On Wednesday, Senator Richard Blumenthal reacted to President Trump's suggestion that we should arm teachers, claiming that the idea is "absolutely abhorrent. It's an anathema."
“That idea of concealed carry is absolutely abhorrent. It is an anathema," said the Senator, according to Breitbart. "As the Sandy Hook parent, I believe Nicole Hockley, whom I know well, told him, we need to prevent these shootings by getting guns out of the hands of dangerous people. The president has to do more than listen and more than talk about guns. Now is the time for action.”
Similarly, Doug Jones anticipated Trump's proposal by claiming on Tuesday that arming teachers is the "dumbest idea he has ever heard," according to The Hill.
On Wednesday, President Trump suggested that relying only on police officers to respond to a school shooting is imprudent. It has been reported that the average police response time ranges from five to eight minutes, whereas school shootings usually only last for three. As a result, many have suggested that teachers be armed.
"So let’s say you had 20 percent of your teaching force, because that’s pretty much the number. If you had a teacher who was adept at firearms they could very well end the attack very quickly.”
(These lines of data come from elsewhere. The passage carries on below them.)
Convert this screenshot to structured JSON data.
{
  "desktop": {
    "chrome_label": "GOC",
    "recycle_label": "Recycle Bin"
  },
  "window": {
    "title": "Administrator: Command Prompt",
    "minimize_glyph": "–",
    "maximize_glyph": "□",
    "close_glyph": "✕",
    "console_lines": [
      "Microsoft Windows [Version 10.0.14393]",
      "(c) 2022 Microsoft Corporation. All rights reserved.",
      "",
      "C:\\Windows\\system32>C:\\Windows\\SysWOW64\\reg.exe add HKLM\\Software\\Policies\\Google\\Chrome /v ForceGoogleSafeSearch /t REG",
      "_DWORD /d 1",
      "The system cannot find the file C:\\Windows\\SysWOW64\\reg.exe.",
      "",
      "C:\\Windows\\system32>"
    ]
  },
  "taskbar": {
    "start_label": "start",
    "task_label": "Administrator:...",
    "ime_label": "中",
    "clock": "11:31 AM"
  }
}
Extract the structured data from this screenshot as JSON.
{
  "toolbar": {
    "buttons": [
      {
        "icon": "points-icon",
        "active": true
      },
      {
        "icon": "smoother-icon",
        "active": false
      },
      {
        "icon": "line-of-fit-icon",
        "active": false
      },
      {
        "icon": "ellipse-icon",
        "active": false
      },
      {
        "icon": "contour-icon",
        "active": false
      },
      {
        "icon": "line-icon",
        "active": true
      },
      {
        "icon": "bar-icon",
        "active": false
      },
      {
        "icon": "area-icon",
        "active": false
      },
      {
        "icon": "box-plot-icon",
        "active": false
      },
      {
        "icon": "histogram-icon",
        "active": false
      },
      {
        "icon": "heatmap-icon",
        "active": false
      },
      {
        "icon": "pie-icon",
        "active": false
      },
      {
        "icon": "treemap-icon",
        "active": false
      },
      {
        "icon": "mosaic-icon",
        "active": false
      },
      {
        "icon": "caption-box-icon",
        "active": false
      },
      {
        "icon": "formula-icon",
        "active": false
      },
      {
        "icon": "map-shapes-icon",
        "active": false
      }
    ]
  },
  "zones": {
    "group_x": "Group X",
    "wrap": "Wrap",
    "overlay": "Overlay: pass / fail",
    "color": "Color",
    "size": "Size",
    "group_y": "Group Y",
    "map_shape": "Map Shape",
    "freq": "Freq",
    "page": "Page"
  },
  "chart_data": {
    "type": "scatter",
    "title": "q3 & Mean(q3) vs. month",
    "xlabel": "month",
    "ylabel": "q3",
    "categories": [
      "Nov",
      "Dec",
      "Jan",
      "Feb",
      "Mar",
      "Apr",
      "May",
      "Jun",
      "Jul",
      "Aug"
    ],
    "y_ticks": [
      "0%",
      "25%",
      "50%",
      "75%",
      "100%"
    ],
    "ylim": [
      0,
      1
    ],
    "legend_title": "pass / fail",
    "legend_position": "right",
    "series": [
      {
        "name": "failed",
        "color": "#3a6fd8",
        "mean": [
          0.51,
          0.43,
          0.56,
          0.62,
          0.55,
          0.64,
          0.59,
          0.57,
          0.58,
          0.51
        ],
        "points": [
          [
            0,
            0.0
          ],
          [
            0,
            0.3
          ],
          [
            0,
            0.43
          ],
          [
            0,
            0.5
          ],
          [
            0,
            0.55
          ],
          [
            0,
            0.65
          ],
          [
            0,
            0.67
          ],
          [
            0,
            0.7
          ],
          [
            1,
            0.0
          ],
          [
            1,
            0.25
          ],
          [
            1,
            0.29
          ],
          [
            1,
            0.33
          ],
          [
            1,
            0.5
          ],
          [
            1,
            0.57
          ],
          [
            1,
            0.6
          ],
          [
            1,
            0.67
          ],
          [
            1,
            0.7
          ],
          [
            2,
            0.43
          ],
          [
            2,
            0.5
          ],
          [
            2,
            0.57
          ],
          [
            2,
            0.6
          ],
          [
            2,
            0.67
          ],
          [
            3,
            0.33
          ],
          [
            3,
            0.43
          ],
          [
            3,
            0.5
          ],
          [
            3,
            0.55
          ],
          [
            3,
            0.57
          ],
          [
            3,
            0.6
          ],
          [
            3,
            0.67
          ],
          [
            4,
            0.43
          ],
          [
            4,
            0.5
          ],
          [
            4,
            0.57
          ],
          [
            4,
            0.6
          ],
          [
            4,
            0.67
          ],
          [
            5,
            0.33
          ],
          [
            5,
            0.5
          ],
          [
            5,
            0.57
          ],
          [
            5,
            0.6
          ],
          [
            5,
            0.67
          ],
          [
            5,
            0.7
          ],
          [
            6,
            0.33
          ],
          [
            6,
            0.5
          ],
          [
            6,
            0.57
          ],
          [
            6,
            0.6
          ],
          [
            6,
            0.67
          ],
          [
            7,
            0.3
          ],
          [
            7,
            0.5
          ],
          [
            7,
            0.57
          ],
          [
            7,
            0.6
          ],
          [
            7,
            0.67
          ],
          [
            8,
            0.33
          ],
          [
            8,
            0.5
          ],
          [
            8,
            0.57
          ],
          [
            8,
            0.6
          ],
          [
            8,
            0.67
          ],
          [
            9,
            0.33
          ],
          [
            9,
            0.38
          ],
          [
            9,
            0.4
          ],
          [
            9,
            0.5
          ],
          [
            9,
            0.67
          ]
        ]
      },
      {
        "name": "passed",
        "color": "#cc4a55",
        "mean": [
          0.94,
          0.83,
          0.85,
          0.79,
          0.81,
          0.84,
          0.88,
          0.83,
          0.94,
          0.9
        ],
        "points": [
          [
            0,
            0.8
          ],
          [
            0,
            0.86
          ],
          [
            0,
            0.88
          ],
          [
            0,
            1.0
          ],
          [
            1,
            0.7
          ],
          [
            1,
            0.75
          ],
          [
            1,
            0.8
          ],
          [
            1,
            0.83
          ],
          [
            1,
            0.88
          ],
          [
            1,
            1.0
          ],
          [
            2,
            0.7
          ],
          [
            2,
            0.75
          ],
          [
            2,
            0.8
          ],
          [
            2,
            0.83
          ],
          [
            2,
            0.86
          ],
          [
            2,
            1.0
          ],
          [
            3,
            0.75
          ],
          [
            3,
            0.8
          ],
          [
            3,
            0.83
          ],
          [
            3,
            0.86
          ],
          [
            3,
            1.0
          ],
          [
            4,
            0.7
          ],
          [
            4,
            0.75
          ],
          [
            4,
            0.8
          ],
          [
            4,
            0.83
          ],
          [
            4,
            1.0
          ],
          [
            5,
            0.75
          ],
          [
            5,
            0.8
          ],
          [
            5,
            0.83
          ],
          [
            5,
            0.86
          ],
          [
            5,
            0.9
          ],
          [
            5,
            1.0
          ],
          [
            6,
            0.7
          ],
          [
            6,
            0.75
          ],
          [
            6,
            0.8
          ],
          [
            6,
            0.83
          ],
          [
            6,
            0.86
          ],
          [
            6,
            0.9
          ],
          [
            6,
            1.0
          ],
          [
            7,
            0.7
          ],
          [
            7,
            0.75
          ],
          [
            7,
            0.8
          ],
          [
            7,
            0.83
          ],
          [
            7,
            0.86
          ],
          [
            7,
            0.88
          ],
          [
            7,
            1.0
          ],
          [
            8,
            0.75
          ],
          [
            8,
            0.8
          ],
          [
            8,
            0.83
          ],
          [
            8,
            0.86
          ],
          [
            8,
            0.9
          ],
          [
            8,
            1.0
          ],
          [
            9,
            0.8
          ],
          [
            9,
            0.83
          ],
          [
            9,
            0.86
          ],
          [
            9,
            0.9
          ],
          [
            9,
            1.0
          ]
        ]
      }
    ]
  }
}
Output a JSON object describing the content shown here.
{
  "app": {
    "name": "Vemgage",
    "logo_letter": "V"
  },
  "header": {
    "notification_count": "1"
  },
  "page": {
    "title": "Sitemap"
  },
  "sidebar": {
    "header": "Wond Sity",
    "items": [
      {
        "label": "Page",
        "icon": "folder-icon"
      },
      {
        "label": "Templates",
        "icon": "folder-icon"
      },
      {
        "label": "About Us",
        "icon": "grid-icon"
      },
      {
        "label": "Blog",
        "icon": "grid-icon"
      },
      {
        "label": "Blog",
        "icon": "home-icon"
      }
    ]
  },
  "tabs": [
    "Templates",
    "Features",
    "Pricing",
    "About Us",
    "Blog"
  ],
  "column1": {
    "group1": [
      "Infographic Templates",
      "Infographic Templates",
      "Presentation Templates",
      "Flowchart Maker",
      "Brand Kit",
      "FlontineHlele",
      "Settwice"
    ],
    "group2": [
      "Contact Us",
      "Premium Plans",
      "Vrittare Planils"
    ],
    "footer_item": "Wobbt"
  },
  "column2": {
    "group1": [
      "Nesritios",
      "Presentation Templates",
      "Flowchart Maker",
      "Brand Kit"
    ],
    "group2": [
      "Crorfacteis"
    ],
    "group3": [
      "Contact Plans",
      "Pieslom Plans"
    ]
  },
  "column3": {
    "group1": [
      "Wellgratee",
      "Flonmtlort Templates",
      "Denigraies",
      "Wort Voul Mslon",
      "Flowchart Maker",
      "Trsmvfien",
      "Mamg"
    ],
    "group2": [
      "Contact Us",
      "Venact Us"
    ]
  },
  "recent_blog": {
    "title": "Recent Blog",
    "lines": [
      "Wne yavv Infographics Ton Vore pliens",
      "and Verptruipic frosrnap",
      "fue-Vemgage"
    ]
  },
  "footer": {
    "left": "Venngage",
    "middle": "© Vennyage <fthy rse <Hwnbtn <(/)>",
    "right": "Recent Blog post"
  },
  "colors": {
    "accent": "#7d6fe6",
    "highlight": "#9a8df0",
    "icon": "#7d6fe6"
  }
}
Trump continued, “I think a lot of people are going to be opposed to it, I think a lot of people are going to like it. You can’t have 100 security guards in Stoneman Douglas — that's a big school. That would be a situation that is being discussed by a lot of people. You’d have a lot of people that would be armed; they would be ready. They’re professionals; they may be Marines that left the Marines, left the army, left the airforce and they’re very adept at doing that."
The comment came during a White House listening session, where students and parents affected by the school shooting requested that Trump do something in order to prevent future attacks from occurring in the future.
Hunter Pollack, one of Meadow Pollack's brothers, agreed with President Trump, according to CNN.
"I'm not here to debate, but I lost my sister," he said. "And like Mr. President said, if you could find 20b of maybe retired law enforcement officers or a teacher who could go through discreet training to carry a firearm around his waist, it could've been a very different situation. We need more security, we need more firearms on campus, we need better background checks, and we need to study more on mental health."
Fred Abt, the father of Parkland shooting survivor Carson Abt, claimed that he had discussed with Education Secretary Betsy DeVos over lunch that he too thinks it would be a good idea to have more firearms on school campuses.
"One possible solution, which may not be very popular, would be to have people in the school, teachers, administrators who have volunteered to have a firearm safely locked in the classroom who are given training throughout the year," he said. "There are plenty of teachers who are already licensed to carry firearms, have them raise their hands to volunteer for the training, and when something like this starts, the first responders are already on campus."
Of course, others disagreed with Trump's approach. Nicole Hockley, who had a six-year-old son killed in the 2012 Sandy Hook elementary school shooting, claims that she doesn't think more firearms on campus is the solution.
Trump reiterated that he doesn't want more people to go through the pain that family and friends of the loved ones killed are going through.
"We don't want others to go through the kind of pain you have gone through," Trump said. "It wouldn't be right."
You can read more about Trump's plan for arming teachers in our recent story.